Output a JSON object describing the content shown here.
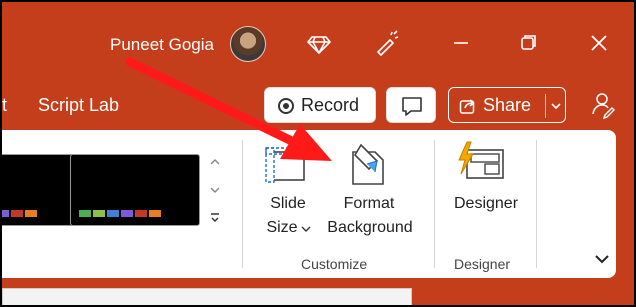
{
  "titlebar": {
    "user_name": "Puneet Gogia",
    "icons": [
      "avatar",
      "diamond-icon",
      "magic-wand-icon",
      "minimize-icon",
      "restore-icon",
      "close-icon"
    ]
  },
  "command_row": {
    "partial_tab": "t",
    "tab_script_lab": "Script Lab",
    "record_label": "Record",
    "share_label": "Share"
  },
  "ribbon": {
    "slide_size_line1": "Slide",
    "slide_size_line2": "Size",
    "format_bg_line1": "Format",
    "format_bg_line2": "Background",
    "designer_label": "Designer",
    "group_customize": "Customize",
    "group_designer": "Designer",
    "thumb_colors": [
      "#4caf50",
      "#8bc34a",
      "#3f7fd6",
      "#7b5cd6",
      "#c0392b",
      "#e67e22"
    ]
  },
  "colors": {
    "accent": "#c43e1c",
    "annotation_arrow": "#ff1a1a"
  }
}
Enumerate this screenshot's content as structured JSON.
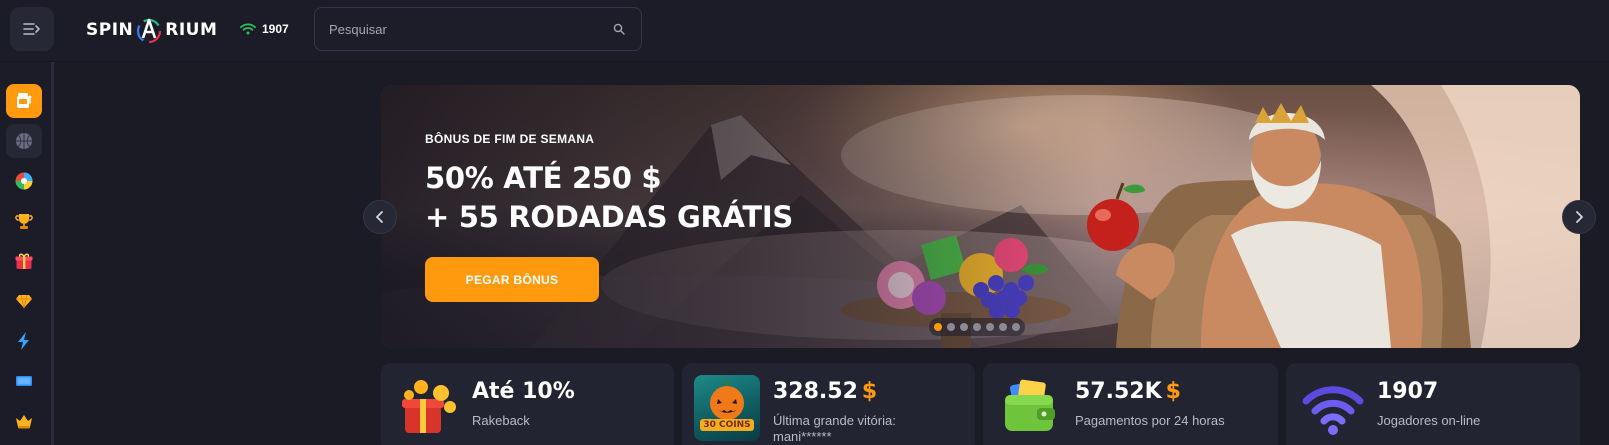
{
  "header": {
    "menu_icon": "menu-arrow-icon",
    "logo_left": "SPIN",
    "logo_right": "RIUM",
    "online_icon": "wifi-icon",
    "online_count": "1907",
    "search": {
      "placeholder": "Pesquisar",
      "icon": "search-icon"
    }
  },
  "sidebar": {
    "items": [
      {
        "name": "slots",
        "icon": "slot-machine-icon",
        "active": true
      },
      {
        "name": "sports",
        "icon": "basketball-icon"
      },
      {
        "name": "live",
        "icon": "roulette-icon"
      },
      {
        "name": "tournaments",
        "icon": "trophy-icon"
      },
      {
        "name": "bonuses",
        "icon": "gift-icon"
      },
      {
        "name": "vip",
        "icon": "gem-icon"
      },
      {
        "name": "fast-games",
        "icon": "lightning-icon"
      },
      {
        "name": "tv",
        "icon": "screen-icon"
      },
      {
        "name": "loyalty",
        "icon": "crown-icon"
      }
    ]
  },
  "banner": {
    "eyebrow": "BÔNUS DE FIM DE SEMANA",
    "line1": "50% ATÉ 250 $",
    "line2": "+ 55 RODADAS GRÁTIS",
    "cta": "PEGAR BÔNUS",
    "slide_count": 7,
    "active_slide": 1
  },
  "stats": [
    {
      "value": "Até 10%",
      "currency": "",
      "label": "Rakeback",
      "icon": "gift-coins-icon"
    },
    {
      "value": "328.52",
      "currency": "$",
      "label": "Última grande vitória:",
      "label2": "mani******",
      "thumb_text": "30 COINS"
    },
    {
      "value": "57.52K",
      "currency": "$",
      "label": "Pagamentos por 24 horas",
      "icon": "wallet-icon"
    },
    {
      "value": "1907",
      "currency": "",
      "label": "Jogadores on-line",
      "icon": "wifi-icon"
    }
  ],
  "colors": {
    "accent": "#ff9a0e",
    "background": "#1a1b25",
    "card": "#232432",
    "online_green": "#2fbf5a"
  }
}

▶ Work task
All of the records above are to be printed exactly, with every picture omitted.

▶ Worked solution
Output a JSON object describing the content shown here.
{
  "titlebar": {
    "user_name": "Puneet Gogia",
    "icons": [
      "avatar",
      "diamond-icon",
      "magic-wand-icon",
      "minimize-icon",
      "restore-icon",
      "close-icon"
    ]
  },
  "command_row": {
    "partial_tab": "t",
    "tab_script_lab": "Script Lab",
    "record_label": "Record",
    "share_label": "Share"
  },
  "ribbon": {
    "slide_size_line1": "Slide",
    "slide_size_line2": "Size",
    "format_bg_line1": "Format",
    "format_bg_line2": "Background",
    "designer_label": "Designer",
    "group_customize": "Customize",
    "group_designer": "Designer",
    "thumb_colors": [
      "#4caf50",
      "#8bc34a",
      "#3f7fd6",
      "#7b5cd6",
      "#c0392b",
      "#e67e22"
    ]
  },
  "colors": {
    "accent": "#c43e1c",
    "annotation_arrow": "#ff1a1a"
  }
}
Enumerate this screenshot's content as structured JSON.
{
  "header": {
    "menu_icon": "menu-arrow-icon",
    "logo_left": "SPIN",
    "logo_right": "RIUM",
    "online_icon": "wifi-icon",
    "online_count": "1907",
    "search": {
      "placeholder": "Pesquisar",
      "icon": "search-icon"
    }
  },
  "sidebar": {
    "items": [
      {
        "name": "slots",
        "icon": "slot-machine-icon",
        "active": true
      },
      {
        "name": "sports",
        "icon": "basketball-icon"
      },
      {
        "name": "live",
        "icon": "roulette-icon"
      },
      {
        "name": "tournaments",
        "icon": "trophy-icon"
      },
      {
        "name": "bonuses",
        "icon": "gift-icon"
      },
      {
        "name": "vip",
        "icon": "gem-icon"
      },
      {
        "name": "fast-games",
        "icon": "lightning-icon"
      },
      {
        "name": "tv",
        "icon": "screen-icon"
      },
      {
        "name": "loyalty",
        "icon": "crown-icon"
      }
    ]
  },
  "banner": {
    "eyebrow": "BÔNUS DE FIM DE SEMANA",
    "line1": "50% ATÉ 250 $",
    "line2": "+ 55 RODADAS GRÁTIS",
    "cta": "PEGAR BÔNUS",
    "slide_count": 7,
    "active_slide": 1
  },
  "stats": [
    {
      "value": "Até 10%",
      "currency": "",
      "label": "Rakeback",
      "icon": "gift-coins-icon"
    },
    {
      "value": "328.52",
      "currency": "$",
      "label": "Última grande vitória:",
      "label2": "mani******",
      "thumb_text": "30 COINS"
    },
    {
      "value": "57.52K",
      "currency": "$",
      "label": "Pagamentos por 24 horas",
      "icon": "wallet-icon"
    },
    {
      "value": "1907",
      "currency": "",
      "label": "Jogadores on-line",
      "icon": "wifi-icon"
    }
  ],
  "colors": {
    "accent": "#ff9a0e",
    "background": "#1a1b25",
    "card": "#232432",
    "online_green": "#2fbf5a"
  }
}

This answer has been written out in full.